    Political initiatives to make the debt crisis more manageable by addressing payments imbalances and simultaneously attempting to restimulate effective demand throughout the world have occurred thick and fast since then. When this All Party Group first took a serious look at the problem, in preparing its report Managing Third World Debt (1987), the Baker Plan, named after the then US Treasury Secretary, was in vogue. This aimed to keep payments from the fifteen (later seventeen) major debtors (mainly in Latin America) to the creditor banks current by pledging a new, larger infusion of both public sector and bank credit. It was backed by strict stabilisation programmes of the Fund and adjustment programmes of the World Bank. Thus, the acceptance of economic policy reforms usually of a highly sensitive political nature here too became the sine qua non of debt relief and restored international credit flows. A few governments which balked at the conditions, instead limiting their debt service to an arbitrary share of their export earnings, did not prosper economically or resolve their debt problems, but nor did the Baker Plan achieve its objectives partly through lack of resources, it is true. Moreover, at the time of the above APGOOD report, we felt that too little attention had been paid to the debt problems of the poorer countries, especially in Africa, whose debts were mainly owed, and whose debt service was mainly flowing back, to the governments and international financial institutions which were giving them aid, rather than to the banks. Our inquiry and the resulting report was thus instrumental in advancing British, European and international initiatives on this matter the 'Lawson Plan' of 1987; new rules for Paris Club reschedulings; new European Community actions for the debt-distressed ACP countries using supplementary EOF funding; and also the Wass report to the UN Secretary-General which identified a $5 billion financing gap for the sub-Saharan African countries. 1

    We dared suggest at that time that some debts were better considered cancelled, written-off or 'forgiven', although that was hardly the political currency of the time.
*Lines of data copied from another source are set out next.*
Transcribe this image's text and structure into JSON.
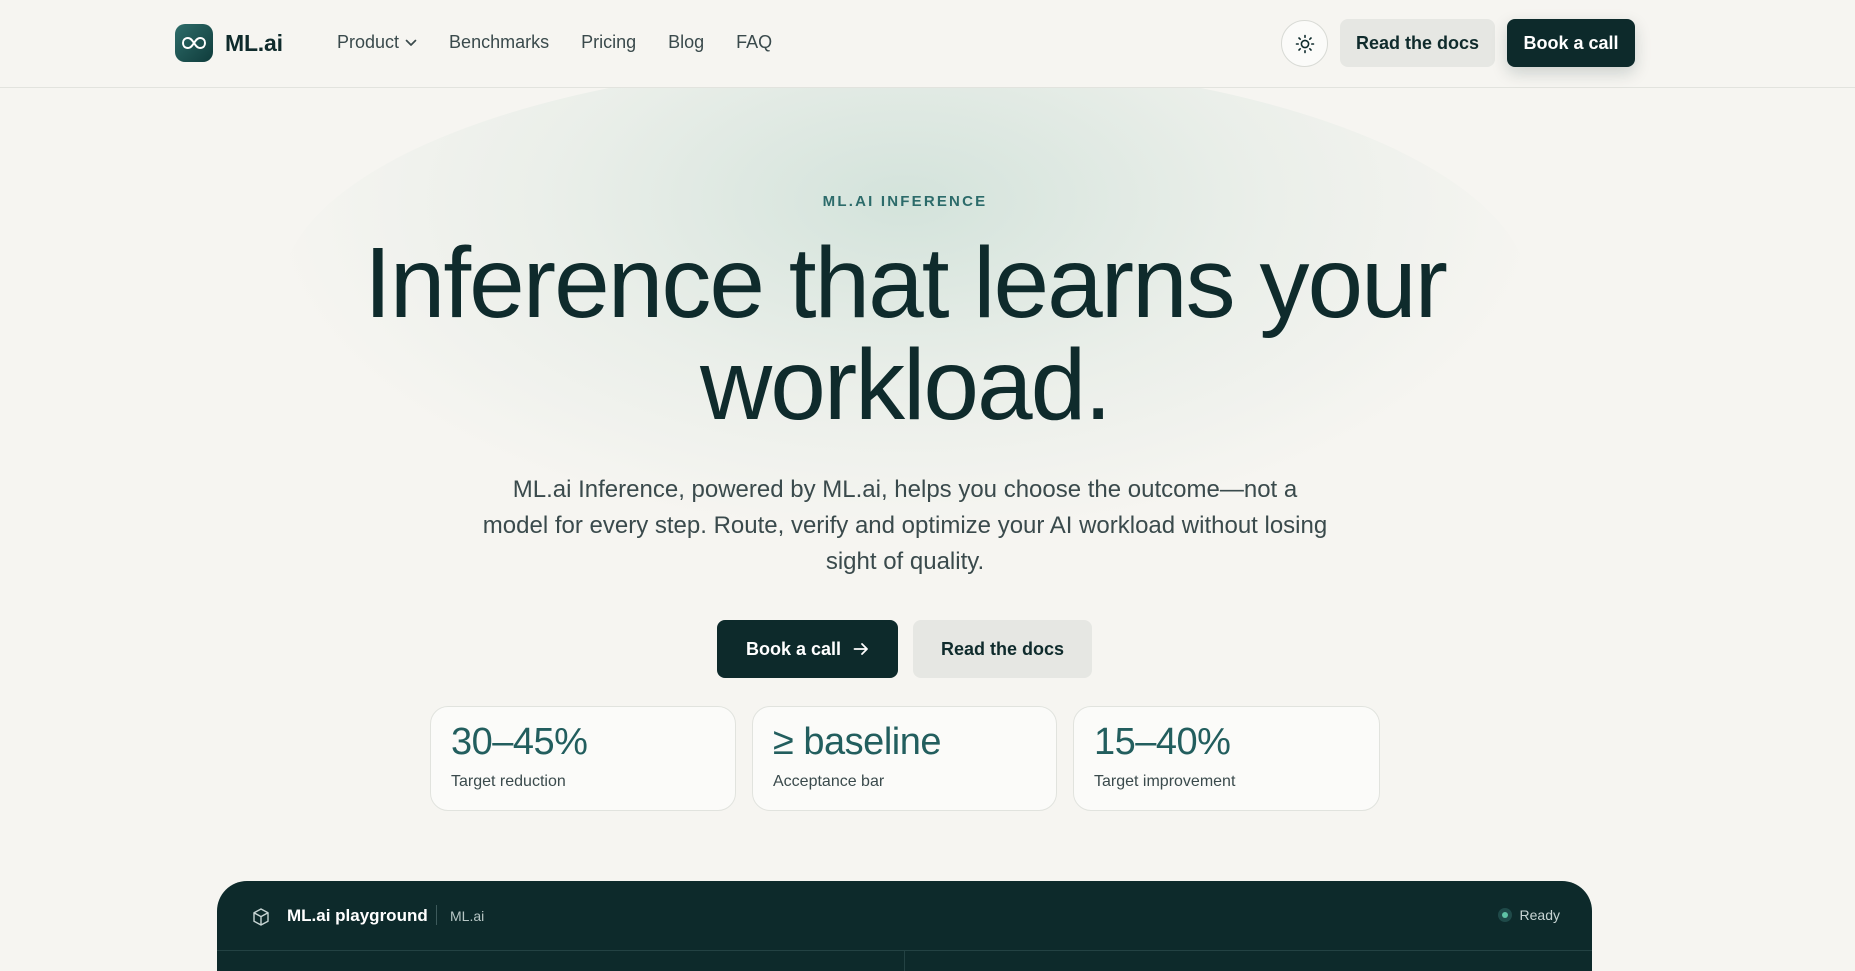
{
  "header": {
    "logo_text": "ML.ai",
    "logo_icon": "infinity-icon",
    "nav": [
      {
        "label": "Product",
        "has_dropdown": true
      },
      {
        "label": "Benchmarks"
      },
      {
        "label": "Pricing"
      },
      {
        "label": "Blog"
      },
      {
        "label": "FAQ"
      }
    ],
    "theme_toggle_icon": "sun-icon",
    "docs_label": "Read the docs",
    "call_label": "Book a call"
  },
  "hero": {
    "eyebrow": "ML.AI INFERENCE",
    "headline": "Inference that learns your workload.",
    "subtext": "ML.ai Inference, powered by ML.ai, helps you choose the outcome—not a model for every step. Route, verify and optimize your AI workload without losing sight of quality.",
    "primary_cta": "Book a call",
    "primary_cta_icon": "arrow-right-icon",
    "secondary_cta": "Read the docs"
  },
  "stats": [
    {
      "value": "30–45%",
      "label": "Target reduction"
    },
    {
      "value": "≥ baseline",
      "label": "Acceptance bar"
    },
    {
      "value": "15–40%",
      "label": "Target improvement"
    }
  ],
  "playground": {
    "icon": "cube-icon",
    "title": "ML.ai playground",
    "subtitle": "ML.ai",
    "status": "Ready"
  },
  "colors": {
    "background": "#f6f5f1",
    "primary_dark": "#0d2a2b",
    "accent_teal": "#225e5e",
    "secondary_button": "#e6e7e3",
    "status_green": "#5fc3a6"
  }
}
Even at the time of the December 1988 conference which APGOOD organised in the Grand Committee Room of the House of Commons, on which this volume draws, 2 proposals for the debt reductions were still being treated cautiously (see Williamson chapter), if only because of the

  • Introduction 3

    perceived or alleged threats of 'moral hazard', 'contagion' or (perhaps worse!) the settling of private debts by public funding. Instead, the dominant upbeat theme, to which this volume also adheres, is that it is still possible for developing countries, and the world economy, to grow out of debt and that it is in our collective interest to facilitate this process.

    Political initiatives are now accelerating the process. The Baker Plan was in March 1989 to all intents and purposes replaced by the Brady Plan. While still targeting the 'mega-debtors' Mexico, Brazil, Venezuela, Philippines and so on: but also Nigeria and Cote d'lvoire in Africa whose sovereign borrowing is mainly from banks, the Brady Plan admits that some debts have already been lost and will have to be written off. The Brady Plan assumes about 20 per cent debt reduction, not just more protracted debt servicing arrangements, and it uses the far-from-perfect secondary market in debt. It is not yet clear, however, whether the Congress, the international financial institutions or other G-7 members will support this. In any case, the Brady initiative will not be the last. The Miyazawa Plan has been rapidly changed into the Sumita Plan and Japan has a new range of proposals on recycling. The World Bank, after assessing in a number of recent fairly controversial reports3 the 'successes' and 'failures' of adjustment strategy, is making modifications to those strategies. The IMF through the SAP and ESAF has become an 'aid donor'. Partly due to the work of UNICEF (see the Jolly chapter), many internation